Source data —

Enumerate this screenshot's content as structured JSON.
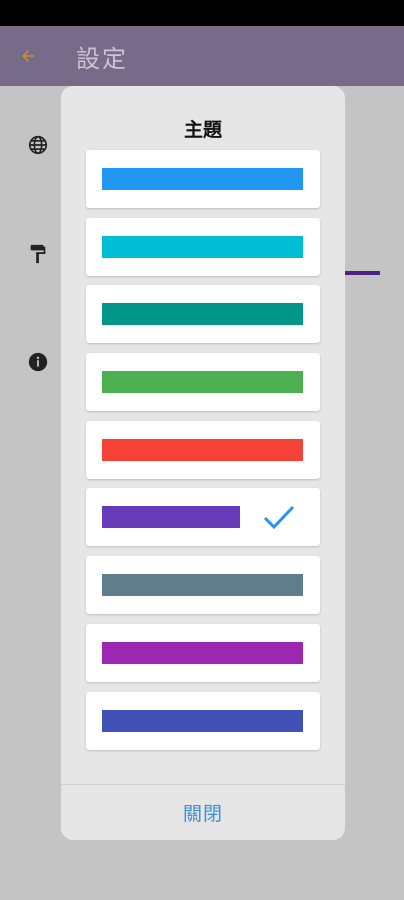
{
  "app_bar": {
    "title": "設定",
    "back_icon": "arrow-left-icon",
    "color": "#776b8a"
  },
  "settings_icons": [
    "globe-icon",
    "paint-roller-icon",
    "info-icon"
  ],
  "dialog": {
    "title": "主題",
    "close_label": "關閉",
    "themes": [
      {
        "color": "#2196f3",
        "selected": false
      },
      {
        "color": "#00bcd4",
        "selected": false
      },
      {
        "color": "#009688",
        "selected": false
      },
      {
        "color": "#4caf50",
        "selected": false
      },
      {
        "color": "#f44336",
        "selected": false
      },
      {
        "color": "#673ab7",
        "selected": true
      },
      {
        "color": "#607d8b",
        "selected": false
      },
      {
        "color": "#9c27b0",
        "selected": false
      },
      {
        "color": "#3f51b5",
        "selected": false
      }
    ]
  }
}
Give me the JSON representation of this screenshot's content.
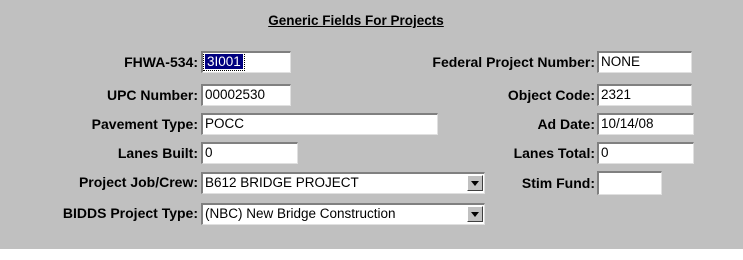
{
  "section_title": "Generic Fields For Projects",
  "fields": {
    "fhwa534": {
      "label": "FHWA-534:",
      "value": "3I001"
    },
    "federal_project_number": {
      "label": "Federal Project Number:",
      "value": "NONE"
    },
    "upc_number": {
      "label": "UPC Number:",
      "value": "00002530"
    },
    "object_code": {
      "label": "Object Code:",
      "value": "2321"
    },
    "pavement_type": {
      "label": "Pavement Type:",
      "value": "POCC"
    },
    "ad_date": {
      "label": "Ad Date:",
      "value": "10/14/08"
    },
    "lanes_built": {
      "label": "Lanes Built:",
      "value": "0"
    },
    "lanes_total": {
      "label": "Lanes Total:",
      "value": "0"
    },
    "project_job_crew": {
      "label": "Project Job/Crew:",
      "value": "B612 BRIDGE PROJECT"
    },
    "stim_fund": {
      "label": "Stim Fund:",
      "value": ""
    },
    "bidds_project_type": {
      "label": "BIDDS Project Type:",
      "value": "(NBC) New Bridge Construction"
    }
  },
  "icons": {
    "dropdown": "chevron-down-icon"
  },
  "colors": {
    "panel": "#c0c0c0",
    "selection": "#000080"
  }
}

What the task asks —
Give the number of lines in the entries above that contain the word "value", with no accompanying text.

Task answer —
11